Google adds Managed VM to its Cloud Platform – Best of IaaS and PaaS


Google announces Managed Virtual Machines at the Google Platform Live Event in San Francisco. Managed VMs lets you run any binary inside a VM and turn it into a part of your App Engine app with just a few lines of code. App Engine will automatically manage these VMs.

Urs Hölzle, the senior vice president at Google overseeing the company’s datacenter and cloud services, talked up the appeal of PaaS services like Google App Engine, which provides a complete managed stack but lacks the flexibility of services like IaaS. The downside of IaaS, of course, is it requires extensive management.  Google’s Managed VMs give enterprises the complete managed platform of PaaS, while allowing a customer to add VMs. Those using Google App Engine who need more control can add a VM to the company’s PaaS service. This is not typically offered with PaaS offerings and often forces companies to use IaaS.

You can start with App Engine and if you ever run into a case where you need more control, or need to use a language or library that App Engine doesn’t support, you can replace part of your application with a VM. For example, your application may need access to a native resource, such as a file system or network stack; or you might require a library or framework that is only available in C or C++. Current Platform as a service offerings lack this type of support and developers are forced off the cliff into an Infrastructure as a service world. With Managed VMs, this is not the case.  You can also take an application built on unmanaged VMs and let Google handle management and scaling. You get a good combination of total control and freedom of Compute Engine VMs with the auto-management capabilities of App Engine.

Going a step further, Google is also re-architecting how cloud instances are sold. In the typical cloud model, on-demand based pricing for virtual resources is always more expensive than if a developer buys some form of a reserved instance. In order to bridge the gap between reserved and on-demand virtual instances, Google is now introducing the idea of sustained-use discounts. In the sustained-use model, an on-demand Google Cloud user will get a discount after a virtual instance is used for a specific amount of time.  For more details on the sustained-use discounts, click here

Google is also allowing operating systems such as Suse, Red Hat Linux and Microsoft Windows Server to be used within its cloud. This is considered a minimum necessity for many established businesses.
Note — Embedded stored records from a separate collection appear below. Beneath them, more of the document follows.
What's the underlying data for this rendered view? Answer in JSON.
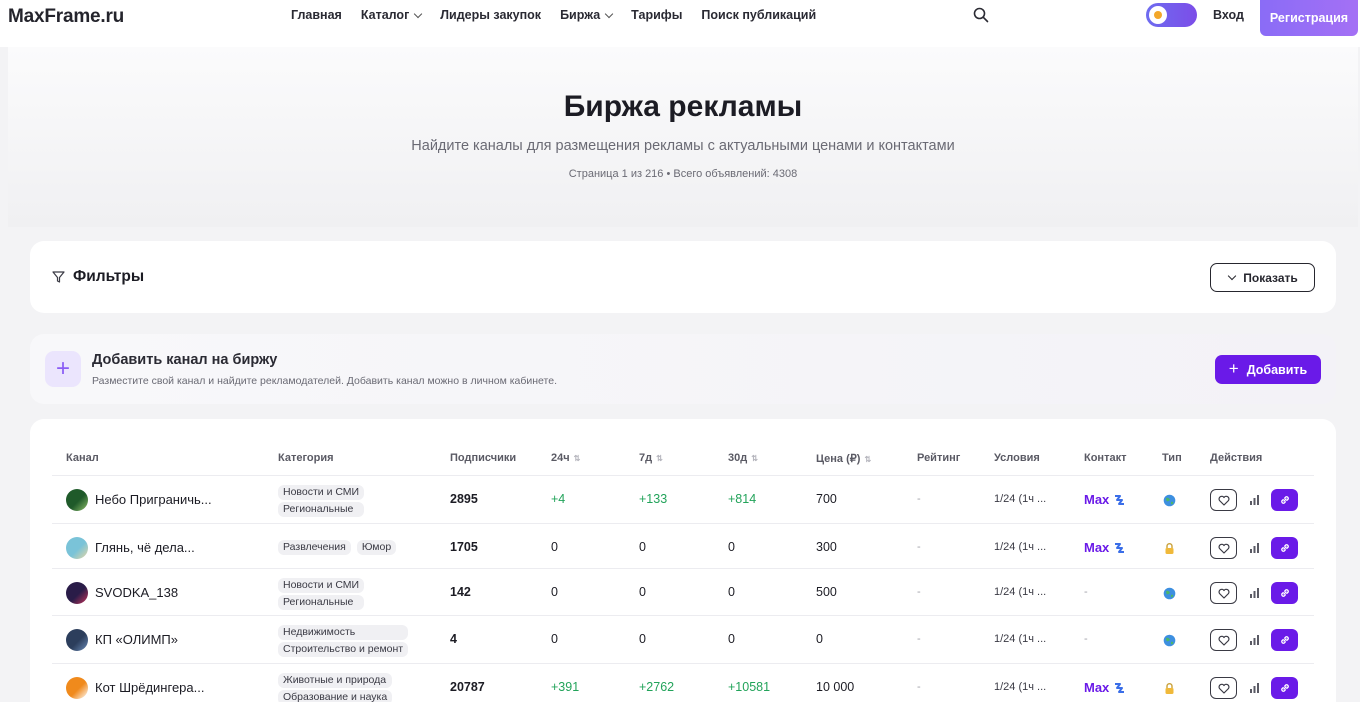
{
  "header": {
    "logo": "MaxFrame.ru",
    "nav": [
      {
        "label": "Главная",
        "dropdown": false
      },
      {
        "label": "Каталог",
        "dropdown": true
      },
      {
        "label": "Лидеры закупок",
        "dropdown": false
      },
      {
        "label": "Биржа",
        "dropdown": true
      },
      {
        "label": "Тарифы",
        "dropdown": false
      },
      {
        "label": "Поиск публикаций",
        "dropdown": false
      }
    ],
    "search_icon": "search-icon",
    "theme_toggle_icon": "theme-toggle",
    "login_label": "Вход",
    "register_label": "Регистрация"
  },
  "hero": {
    "title": "Биржа рекламы",
    "subtitle": "Найдите каналы для размещения рекламы с актуальными ценами и контактами",
    "meta": "Страница 1 из 216 • Всего объявлений: 4308"
  },
  "filters": {
    "title": "Фильтры",
    "icon": "filter-icon",
    "show_label": "Показать"
  },
  "add_channel": {
    "title": "Добавить канал на биржу",
    "subtitle": "Разместите свой канал и найдите рекламодателей. Добавить канал можно в личном кабинете.",
    "button_label": "Добавить"
  },
  "table": {
    "headers": {
      "channel": "Канал",
      "category": "Категория",
      "subscribers": "Подписчики",
      "d24": "24ч",
      "d7": "7д",
      "d30": "30д",
      "price": "Цена (₽)",
      "rating": "Рейтинг",
      "conditions": "Условия",
      "contact": "Контакт",
      "type": "Тип",
      "actions": "Действия"
    },
    "rows": [
      {
        "name": "Небо Приграничь...",
        "cats": [
          "Новости и СМИ",
          "Региональные"
        ],
        "subs": "2895",
        "d24": "+4",
        "d7": "+133",
        "d30": "+814",
        "price": "700",
        "rating": "-",
        "cond": "1/24 (1ч ...",
        "contact": "Max",
        "type": "globe"
      },
      {
        "name": "Глянь, чё дела...",
        "cats": [
          "Развлечения",
          "Юмор"
        ],
        "subs": "1705",
        "d24": "0",
        "d7": "0",
        "d30": "0",
        "price": "300",
        "rating": "-",
        "cond": "1/24 (1ч ...",
        "contact": "Max",
        "type": "lock"
      },
      {
        "name": "SVODKA_138",
        "cats": [
          "Новости и СМИ",
          "Региональные"
        ],
        "subs": "142",
        "d24": "0",
        "d7": "0",
        "d30": "0",
        "price": "500",
        "rating": "-",
        "cond": "1/24 (1ч ...",
        "contact": "-",
        "type": "globe"
      },
      {
        "name": "КП «ОЛИМП»",
        "cats": [
          "Недвижимость",
          "Строительство и ремонт"
        ],
        "subs": "4",
        "d24": "0",
        "d7": "0",
        "d30": "0",
        "price": "0",
        "rating": "-",
        "cond": "1/24 (1ч ...",
        "contact": "-",
        "type": "globe"
      },
      {
        "name": "Кот Шрёдингера...",
        "cats": [
          "Животные и природа",
          "Образование и наука"
        ],
        "subs": "20787",
        "d24": "+391",
        "d7": "+2762",
        "d30": "+10581",
        "price": "10 000",
        "rating": "-",
        "cond": "1/24 (1ч ...",
        "contact": "Max",
        "type": "lock"
      }
    ]
  },
  "colors": {
    "accent": "#6a1ae8",
    "positive": "#22a35a",
    "register_gradient_start": "#8a6cf6"
  }
}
BigQuery is being modified to take in 100,000 data records per second, allowing for the fast analysis of large streams of data.

Managed VMs are currently available to early access users and will soon be more broadly available as a preview technology. If you are keen to try it out, please sign up.